"I think we all really needed it - we were talking about being in London or Surrey, or environments that we’re used to being creative in, and I think we were all individually in situations in our lives where we needed something to look forward to and get out of England. So that’s exactly what we did. I think four out of five of us grew stupid beards, and went swimming every day and on long walks - and actually just being around the accommodation at the studio really put us at ease. For us we’ve realised more and more that we can’t do our best work between 9 and 5 - we need to be able to go into the studio at three in the morning and start cutting a track then if we want to - that’s just the way we work."
What’s on the horizon in terms of new music being released?

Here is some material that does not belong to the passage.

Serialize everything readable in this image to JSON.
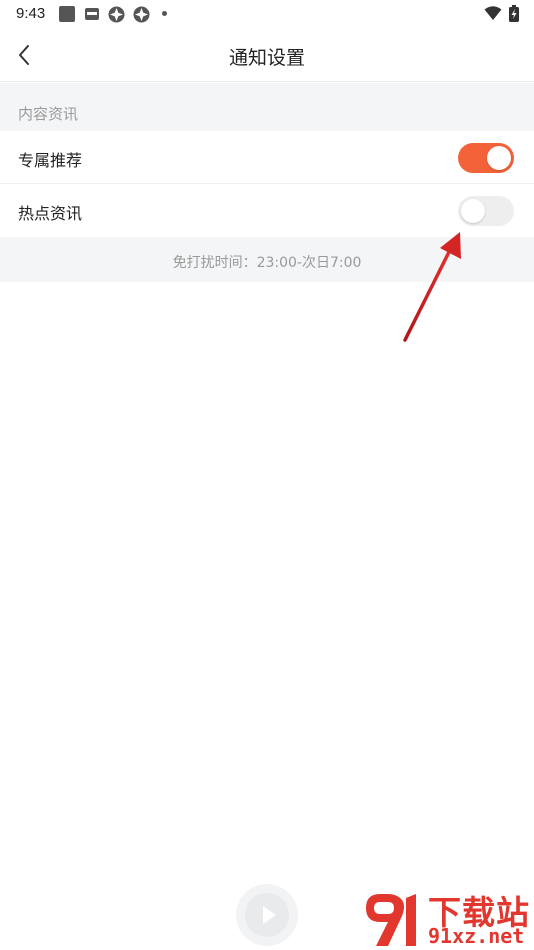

"Honestly, all bullshit aside, I couldn’t even tell you because it’s just not finished. I don’t want to overly tease our fans by saying ‘we’ve got new music coming this year and it’ll be out at some point’ - I just don’t want to do that. I’m hoping that everything will come together in the way that we want it to for either the end of this year, or very very very early next year - it just depends on how it all comes together. But we haven’t even got any touring plans, really. Which is a strange start to the year for us, just sort of piecing it together - we might do a bunch of festivals or we might not. We’re just trying to piece together this album carefully, because we’ve literally been working on it since the week we released ‘VI’ - it’s already been quite a work in progress for the best part of almost two years, so we just want to really focus on getting it right. We’re close, but we’re not there yet."

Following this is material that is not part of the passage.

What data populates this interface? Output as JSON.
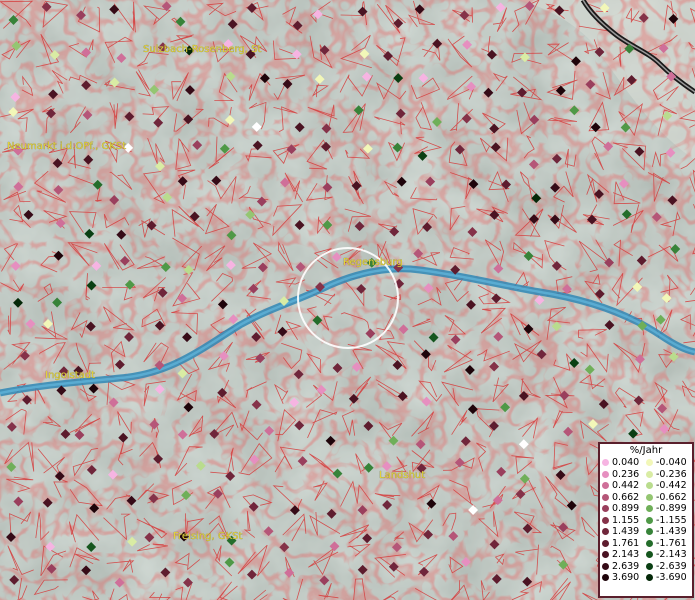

When we spoke to you at 2000 Trees Festival, you mentioned that the music you were working on was sounding "emo AF" - is that still the case?
"My lyric writing is always going to be a bit emo, because that’s just my mood basically. I would feel confident in saying that the stuff we have finished definitely embodies the spirit of You Me At Six the most probably since ‘Sinners [Never Sleep]’, which stands out to me as an album where we really got everything on the record that felt right. I think that’s probably where we’re at. I think we’ll be able to discuss it more when we understand it better as an entire body of work, but I’m looking forward to us having this conversation when it’s done, because I have a lot to tell you."
Looking towards the next decade, what excites you? Where do you hope you are in 2030?
"To be brutally honest, I’m surprised that I’m still in this band and that this band is still a thing in 2020. It’s the most beautiful surprise ever. I would love to think that in a decade’s time we would be approaching 40, but we’d still be making music under this umbrella, and having this crazy conversation about how we’ve been a band for 25 years - that would be pretty fucking sick. But you know, again it’s one of those things where the world will tell you if they need you or not. When the world stops caring about what we’re doing is when we’ll stop."
'Our House (The Mess We Made)' is out now, and you can listen to it below: